March 5th, 2014, 9PM, ABC

Cam’s jealousy over a returning (and much beloved) Spanish teacher causes him to engage in a battle of one-upsmanship that peaks at the Spring Fling a Ding dance, where Cam feels underappreciated and they end up in a dance-off. Meanwhile, Haley is Phil’s date to a relator’s banquet, where he humiliates himself by falling off the stage and injuring himself – forcing Haley to step forward and take his place onstage. Phil meanwhile wonders why Haley’s old nose for real estate has gone by the wayside and wonders if he can spark her interest in real estate back to life. Also, Mitch tries to learn the rhythms of his new job working for a nonprofit under a tough boss; his efforts end in death threats and dog baths, and he decides to stand up for his downtrodden co-workers before the day’s over. Meanwhile, Claire chaperones at the dance and tries to nudge Alex and a friend closer together and gussies up Rhonda, Luke’s roughhousing tomboy friend, in the hope of romantically pairing them together too; and Gloria and Jay blame Lily for a pattern of destructive behavior that occurs while they babysit her – which she blames on Joe, whom they think hasn’t learned how to walk.

Warm family fare is in the offering on tonight’s Modern Family, with the shows typical sharp edge hidden under all of that frothy sweetness like a razor blade buried in a pile of cotton candy.

The best part of tonight’s episode involves a surprisingly twisty plot involving Lily, Gloria, Jay and little Joe, who becomes the seeming-scapegoat for his cousin’s bratty behavior. When you think you have the answer, they go ahead and change the question into something delightfully absurd, and watching Gloria and Jay try to figure out which of the kids wrecked their property is a surprisingly fun ride. Also holding up the comedic end of things is Mitch’s attempt at fitting back into the working world, which featured a great guest appearance by Aisha Tyler of The Talk and Archer fame, which quickly leads from one ridiculous incident to the next until he finds himself humiliated before a group of confused but surprisingly caring co-workers; and Cam’s plot – featuring a return to televised comedy by Mad TV Troup member Wil Sasso, which escalates until Cam finds himself dipping Claire on the dance floor.
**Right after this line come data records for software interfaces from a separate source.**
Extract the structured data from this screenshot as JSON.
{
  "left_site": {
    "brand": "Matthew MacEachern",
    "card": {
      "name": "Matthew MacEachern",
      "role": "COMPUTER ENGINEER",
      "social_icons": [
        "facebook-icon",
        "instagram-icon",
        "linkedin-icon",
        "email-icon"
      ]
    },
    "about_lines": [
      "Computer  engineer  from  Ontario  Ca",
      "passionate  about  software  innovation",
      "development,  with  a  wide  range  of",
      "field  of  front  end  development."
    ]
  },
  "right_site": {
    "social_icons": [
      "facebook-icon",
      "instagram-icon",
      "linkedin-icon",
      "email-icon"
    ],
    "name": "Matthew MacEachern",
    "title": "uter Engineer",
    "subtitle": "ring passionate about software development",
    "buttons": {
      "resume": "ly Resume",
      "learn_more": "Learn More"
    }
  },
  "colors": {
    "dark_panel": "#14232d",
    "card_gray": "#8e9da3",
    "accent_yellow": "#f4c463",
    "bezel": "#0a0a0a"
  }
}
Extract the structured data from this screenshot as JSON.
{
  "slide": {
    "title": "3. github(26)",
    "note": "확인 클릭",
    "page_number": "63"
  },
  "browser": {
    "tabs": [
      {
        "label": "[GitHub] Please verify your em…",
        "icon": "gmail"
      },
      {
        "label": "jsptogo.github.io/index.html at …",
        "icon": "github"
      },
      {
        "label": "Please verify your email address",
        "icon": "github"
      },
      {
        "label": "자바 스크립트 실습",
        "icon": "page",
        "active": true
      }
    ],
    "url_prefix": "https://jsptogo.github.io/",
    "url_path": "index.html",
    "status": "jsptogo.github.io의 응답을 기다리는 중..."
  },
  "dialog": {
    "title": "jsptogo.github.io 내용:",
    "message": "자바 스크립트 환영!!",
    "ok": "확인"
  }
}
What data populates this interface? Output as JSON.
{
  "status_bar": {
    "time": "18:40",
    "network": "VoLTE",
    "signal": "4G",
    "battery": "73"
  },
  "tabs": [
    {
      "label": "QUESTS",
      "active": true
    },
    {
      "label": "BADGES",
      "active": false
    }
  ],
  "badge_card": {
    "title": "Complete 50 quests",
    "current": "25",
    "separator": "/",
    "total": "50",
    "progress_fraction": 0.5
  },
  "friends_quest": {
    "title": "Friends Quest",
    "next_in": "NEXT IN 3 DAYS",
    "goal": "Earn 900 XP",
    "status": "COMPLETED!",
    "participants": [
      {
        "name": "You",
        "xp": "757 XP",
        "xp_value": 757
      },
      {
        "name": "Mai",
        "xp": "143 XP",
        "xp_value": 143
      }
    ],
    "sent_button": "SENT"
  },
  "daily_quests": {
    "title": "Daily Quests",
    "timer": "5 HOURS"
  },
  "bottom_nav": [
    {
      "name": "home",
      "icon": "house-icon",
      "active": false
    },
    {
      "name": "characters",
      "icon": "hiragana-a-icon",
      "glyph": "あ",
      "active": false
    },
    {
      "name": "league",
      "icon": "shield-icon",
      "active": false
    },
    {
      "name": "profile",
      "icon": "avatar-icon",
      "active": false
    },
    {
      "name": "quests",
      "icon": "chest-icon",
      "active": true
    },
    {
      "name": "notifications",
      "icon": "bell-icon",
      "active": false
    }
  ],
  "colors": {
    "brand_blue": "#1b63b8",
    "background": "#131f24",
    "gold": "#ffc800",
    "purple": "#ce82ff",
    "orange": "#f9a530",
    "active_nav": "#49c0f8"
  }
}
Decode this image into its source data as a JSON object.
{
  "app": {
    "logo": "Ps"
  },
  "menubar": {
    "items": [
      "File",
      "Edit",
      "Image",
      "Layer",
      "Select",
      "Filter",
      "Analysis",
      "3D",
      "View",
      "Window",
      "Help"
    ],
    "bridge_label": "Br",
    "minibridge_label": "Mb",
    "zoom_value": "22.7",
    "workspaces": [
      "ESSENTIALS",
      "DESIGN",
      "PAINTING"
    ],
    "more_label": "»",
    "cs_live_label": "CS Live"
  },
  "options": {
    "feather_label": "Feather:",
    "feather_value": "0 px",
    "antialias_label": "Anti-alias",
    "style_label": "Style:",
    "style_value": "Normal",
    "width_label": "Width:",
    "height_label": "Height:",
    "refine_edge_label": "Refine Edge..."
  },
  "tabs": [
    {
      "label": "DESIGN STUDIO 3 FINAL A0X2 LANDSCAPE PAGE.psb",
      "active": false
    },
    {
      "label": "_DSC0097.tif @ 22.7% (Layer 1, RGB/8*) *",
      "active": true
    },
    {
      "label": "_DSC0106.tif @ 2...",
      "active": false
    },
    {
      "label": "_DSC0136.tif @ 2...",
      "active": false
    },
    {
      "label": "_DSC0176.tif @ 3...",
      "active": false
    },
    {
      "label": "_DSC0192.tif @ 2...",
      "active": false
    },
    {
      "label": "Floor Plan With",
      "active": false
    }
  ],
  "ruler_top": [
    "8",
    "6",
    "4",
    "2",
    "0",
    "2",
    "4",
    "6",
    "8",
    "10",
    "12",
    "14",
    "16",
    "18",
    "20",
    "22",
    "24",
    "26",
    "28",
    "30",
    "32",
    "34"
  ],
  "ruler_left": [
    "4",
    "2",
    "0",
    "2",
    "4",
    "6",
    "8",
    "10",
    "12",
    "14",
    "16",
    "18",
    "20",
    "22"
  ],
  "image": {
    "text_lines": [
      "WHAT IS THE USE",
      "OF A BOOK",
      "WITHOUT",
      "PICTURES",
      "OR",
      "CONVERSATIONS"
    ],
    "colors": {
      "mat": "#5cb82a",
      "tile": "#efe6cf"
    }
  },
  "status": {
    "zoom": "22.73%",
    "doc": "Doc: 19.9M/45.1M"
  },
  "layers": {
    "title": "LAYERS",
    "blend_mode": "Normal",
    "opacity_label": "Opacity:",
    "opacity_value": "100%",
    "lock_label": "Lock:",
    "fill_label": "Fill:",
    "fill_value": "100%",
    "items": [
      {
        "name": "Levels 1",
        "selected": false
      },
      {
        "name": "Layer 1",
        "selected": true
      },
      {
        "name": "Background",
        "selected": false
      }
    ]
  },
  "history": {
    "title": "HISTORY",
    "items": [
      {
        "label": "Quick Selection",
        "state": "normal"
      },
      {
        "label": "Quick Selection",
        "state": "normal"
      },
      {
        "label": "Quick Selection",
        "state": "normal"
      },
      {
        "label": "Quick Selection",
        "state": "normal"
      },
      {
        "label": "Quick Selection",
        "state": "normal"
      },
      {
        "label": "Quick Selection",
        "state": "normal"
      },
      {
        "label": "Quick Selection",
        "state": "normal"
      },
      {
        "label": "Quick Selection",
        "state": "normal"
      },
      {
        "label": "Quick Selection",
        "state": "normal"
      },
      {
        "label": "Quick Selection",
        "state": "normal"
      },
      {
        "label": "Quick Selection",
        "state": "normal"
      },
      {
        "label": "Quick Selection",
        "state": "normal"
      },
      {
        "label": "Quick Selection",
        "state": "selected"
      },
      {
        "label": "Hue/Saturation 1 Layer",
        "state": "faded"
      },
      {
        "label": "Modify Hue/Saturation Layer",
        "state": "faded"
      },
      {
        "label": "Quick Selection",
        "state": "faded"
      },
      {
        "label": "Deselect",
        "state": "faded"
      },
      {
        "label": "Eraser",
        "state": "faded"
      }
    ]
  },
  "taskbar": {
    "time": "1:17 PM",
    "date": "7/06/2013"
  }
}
As for Claire and Phil’s plots, these, surprisingly proved to be the dullest this week out. This is mostly because of how unlikable Alex and Luke have been lately. When you throw Claire’s pushy behavior into the pot what comes out is an unappealing mess. It’s been a long time since nasty Luke and brittle Alex have been enjoyable characters on the show; in fact, former problem child Haley is more enjoyable to watch than either of her siblings, which is quite a change of pace. Not a good one, but at least it’s a change of pace.
As for the Phil and Haley plot, it was actually fairly sweet-natured and cute. But it would be nice if they could make up their mind as to Haley’s future career. I say it every week – and I’ll keep on saying it – until they give the girl some kind of direction.

“Spring Fling-A-Ding” is a passable episode of Modern Family, but it won’t be winning the show any awards –unless they present the Jay/Gloria/Lily portion to the academy.

The Roundup

  • Mitch goes to work in the CFJ, the Center for Justice, which is an aid society funded by a law school friend, in this episode.
  • Joe Pritchet finally takes his first steps this episode.
  • Next week: Jay and Luke try to bond over some shared garage time; Gloria and Claire take Lily out shopping for a new dress; Mitch, Cam, Alex and Manny head out to the museum for the afternoon (Didn’t we literally just see Many and Gloria at a museum?) and Phil helps Andy the Manny make his girlfriend an anniversary gift in “Other People’s Children.”
[notification type=star]67/100~Okay. Another frothy outing with the Pritchett-Dunphys results in a few belly laughs and a little bit of eyebrow-raising.[/notification]

About Author

Staff Television Critic: Lisa Fernandes, formerly of, has been watching television for all of her thirty-plus years, and critiquing it for the past seven. When she's not writing, she can be found in the wilds of the Northeastern United States.